On Monday, Save Wild Trout announced they’d hired Kyle Flynn, a Helena hydrologist, engineer and Montana native, to lead their independent investigations into what is causing the trout populations to collapse in the Big Hole, Beaverhead, Ruby and Jefferson rivers.

In its release, Save Wild Trout said FWP still hasn’t identified the diseases killing wild trout and mountain whitefish throughout southwestern Montana. Understanding these diseases would help identify the contributing factors and suggest science-based management solutions.

“The lack of urgency and coordination among federal, state, and local governments, and state agencies, particularly FWP, DEQ, and DNRC, is also concerning,” the group said.

On Thursday, the Governor’s Office announced that Gianforte had convened a roundtable discussion in Wise River with fishing guides, anglers, irrigators, and agricultural producers, who discussed the trout populations and FWP’s upcoming fish studies.

Wade Fellin, Save Wild Trout founder and Big Hole Lodge co-owner, was at the table and urged the governor and his agencies to collaborate in finding the problems and solutions.
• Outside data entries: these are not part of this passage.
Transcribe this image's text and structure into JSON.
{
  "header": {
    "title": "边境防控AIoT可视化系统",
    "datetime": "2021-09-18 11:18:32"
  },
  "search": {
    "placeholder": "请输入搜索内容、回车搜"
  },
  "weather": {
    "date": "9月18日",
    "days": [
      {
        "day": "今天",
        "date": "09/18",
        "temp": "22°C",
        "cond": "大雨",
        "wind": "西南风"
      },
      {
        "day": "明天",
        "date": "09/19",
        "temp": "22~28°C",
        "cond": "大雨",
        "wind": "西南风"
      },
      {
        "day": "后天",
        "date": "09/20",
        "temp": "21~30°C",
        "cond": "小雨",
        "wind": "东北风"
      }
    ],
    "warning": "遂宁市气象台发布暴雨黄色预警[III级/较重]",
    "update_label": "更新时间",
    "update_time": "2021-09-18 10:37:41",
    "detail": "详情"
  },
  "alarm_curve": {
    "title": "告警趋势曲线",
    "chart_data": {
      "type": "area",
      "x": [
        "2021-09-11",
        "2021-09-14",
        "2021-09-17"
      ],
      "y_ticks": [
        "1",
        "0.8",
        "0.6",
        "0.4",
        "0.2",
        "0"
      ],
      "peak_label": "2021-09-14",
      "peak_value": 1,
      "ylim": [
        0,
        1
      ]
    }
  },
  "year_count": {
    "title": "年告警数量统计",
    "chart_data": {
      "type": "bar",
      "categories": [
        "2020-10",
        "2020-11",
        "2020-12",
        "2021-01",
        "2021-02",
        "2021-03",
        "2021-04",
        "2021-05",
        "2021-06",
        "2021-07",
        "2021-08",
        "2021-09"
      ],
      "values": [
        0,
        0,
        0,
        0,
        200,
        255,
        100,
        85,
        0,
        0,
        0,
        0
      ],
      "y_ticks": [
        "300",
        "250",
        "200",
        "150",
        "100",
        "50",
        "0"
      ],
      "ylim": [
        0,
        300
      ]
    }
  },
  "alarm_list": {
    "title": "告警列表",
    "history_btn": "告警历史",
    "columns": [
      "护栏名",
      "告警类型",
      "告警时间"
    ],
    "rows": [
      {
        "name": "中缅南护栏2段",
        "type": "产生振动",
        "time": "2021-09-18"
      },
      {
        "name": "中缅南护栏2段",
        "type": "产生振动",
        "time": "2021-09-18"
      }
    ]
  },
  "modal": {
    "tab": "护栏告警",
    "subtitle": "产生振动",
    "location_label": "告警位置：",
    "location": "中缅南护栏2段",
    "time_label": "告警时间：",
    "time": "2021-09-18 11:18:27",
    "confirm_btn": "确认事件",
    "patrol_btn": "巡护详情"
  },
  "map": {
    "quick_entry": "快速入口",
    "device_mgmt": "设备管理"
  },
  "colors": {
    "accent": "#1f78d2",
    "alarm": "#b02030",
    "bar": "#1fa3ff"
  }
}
But the roundtable was just for comment and no decisions were reached.

Contact reporter Laura Lundquist at